Today ended my first week Student Teaching at the high school level. I’m pretty exhausted at the moment and am hoping that I will become more used to the work load as time goes on. I’ve been having difficulties adjusting to the time commitment as I’ve been coming home incredibly tired, force myself to stay awake until later, and then can’t fall asleep until late into the night only allowing me to get a few hours of sleep before waking up much earlier than I am used to. This terrible cycle has taken its toll on me, but I’m sure that I’ll be able to adjust in time.
Thankfully, today seemed like a normal, casual day.
My cooperating teacher had returned from her absence and explained that she is facing an imminent death in the family.

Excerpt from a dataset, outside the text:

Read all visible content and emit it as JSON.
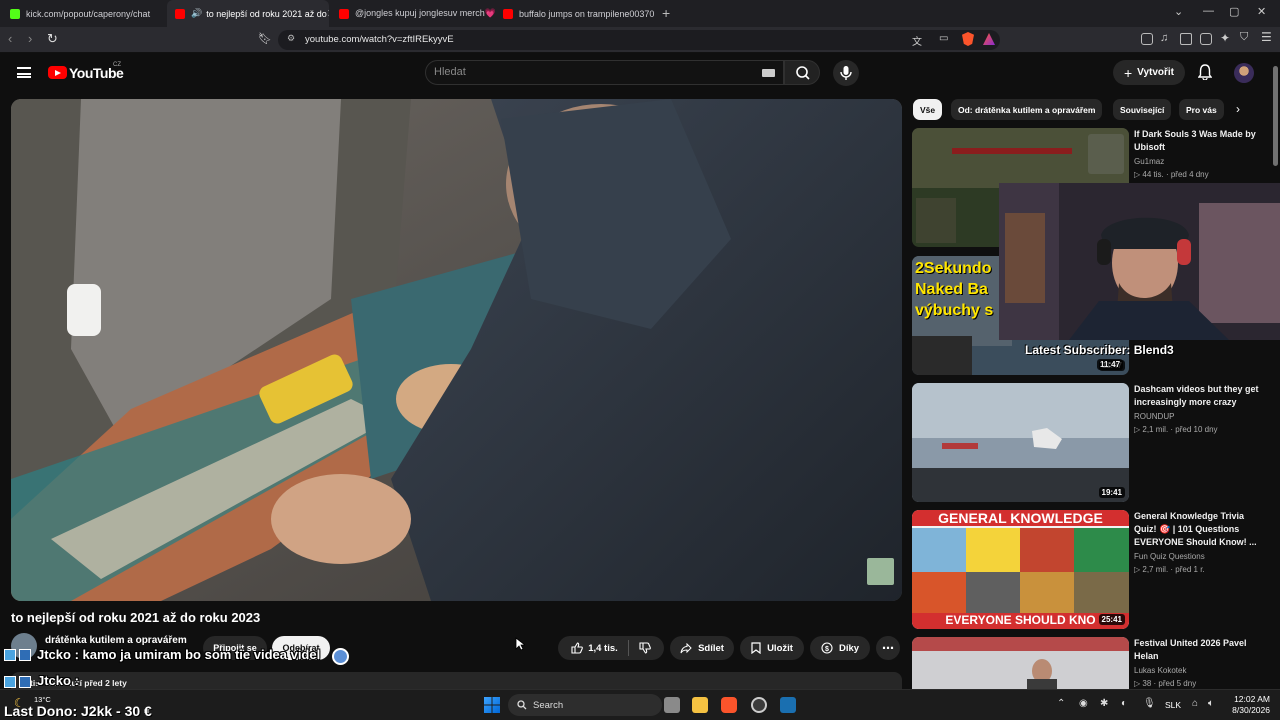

Any day now, I may be called into action as she attends a funeral. This definitely helps to show how being prepared ahead of time is crucial and necessary to run an efficient classroom. Without a well-though curriculum or a back-up plan for days you may be out, your students may be left with a substitute who doesn’t know what to do. My teacher has been trying to plan ahead so that I can take over at a moment’s notice.
Today, I spoke with my cooperating teacher about a few students I had personal concerns with for various reasons such as a lack of interest, low grades, or bad behavior. She explained each student to me and I was shocked to learn of some of the personal circumstances some of the students are in. There were some, however, that even she couldn’t explain and hasn’t figured out how to help yet. She asked me for advice with working with these students and I was at a loss.
I will need to look into helping challenged students more.
I also experienced a student-teacher conflict today as one of the Painting IV students addressed my cooperating teacher about the grade she had received on the latest project. Because my cooperating teacher had left the grading to me, she instantly referred the student to me. The student began defending herself as she asked why I had taken three points off on her artwork.
“I used circles!” she exclaimed, explaining how she created an artwork using circles, as per the assignment. “I used them in the actual animal, and in the bubbles in the background! Why did I get three points taken off?!”
I began to explain to her that while she did use circles in her artwork and I did not take off for that, the teacher’s requirements had included to not make the picture too simple. I had taken off points from each students’ artwork that either had an incredibly simple background, such as one color, or left the background completely blank. While this student had included bubbles behind her octopus, the paper behind the bubbles was left completely untouched and blank. I felt comfortable defending my decision and showing the student the requirements, but it was not a pleasant experience. For the rest of the class, the student seemed upset and angered and seemed to avoid me. My cooperating teacher later expressed that this happens to her all the time and she hates having to deal with it. She agreed that I was in the right, but warned me to always be prepared to defend my grading choices.
Overall, today felt like an easy-going, laid-back Friday. Students continued working on the artworks they’ve been working on all week and I enjoyed my day. My cooperating teacher seemed to enjoy the day as well, and we spent some time trading tips with each other. She was thrilled to learn a new way to show example works for the students on her computer and used the new technique to cycle through examples of tree artwork for her Art I students.
While I’ve loved my experience thus far, I am glad this week has come to an end and I can get some much-needed rest.
“I felt comfortable defending my decision and showing the student the requirements, but it was not a pleasant experience. For the rest of the class, the student seemed upset and angered, and seemed to avoid me. My cooperating teacher later expressed that this happens to her all the time and she hates having to deal with it. She agreed that I was in the right, but warned me to always be prepared to defend my grading choices.”
This is why you need rubrics! This also is why you use the rubric for students to do self-evaluation of their work prior to turning it in – Formative assessment would have allowed the student to address the blank background if a criterion had addressed that.
Yes, you are exactly right! When I was asked to grade the projects, my teacher began asking herself, “Do I have a rubric for this assignment? Did I make one? I don’t think I did…” and she ended up giving me a list of criteria, but not exactly a rubric. The criteria were also vague:
1. Are the circles random?
2. Was thought put into the color choices?
3. Was conscious effort put into the design?
4. Is it too simple? Is it centered on the page?
Ever since my first Art Theory class with you, I’ve realized the importance of the rubric as it can make the expectations more clear for the students and the grading easier for the teacher, but now I have witnessed another reason to use them. This situation really upset the student and myself and I would like to try to avoid that as much as possible in the future. I was shocked to hear from my cooperating teacher that this happens to her all the time and that she’s even had parent-teacher conferences about it, and sometimes even over good grades. I had given this student a 97%, so I don’t understand why she was so upset!
Thank you for the response.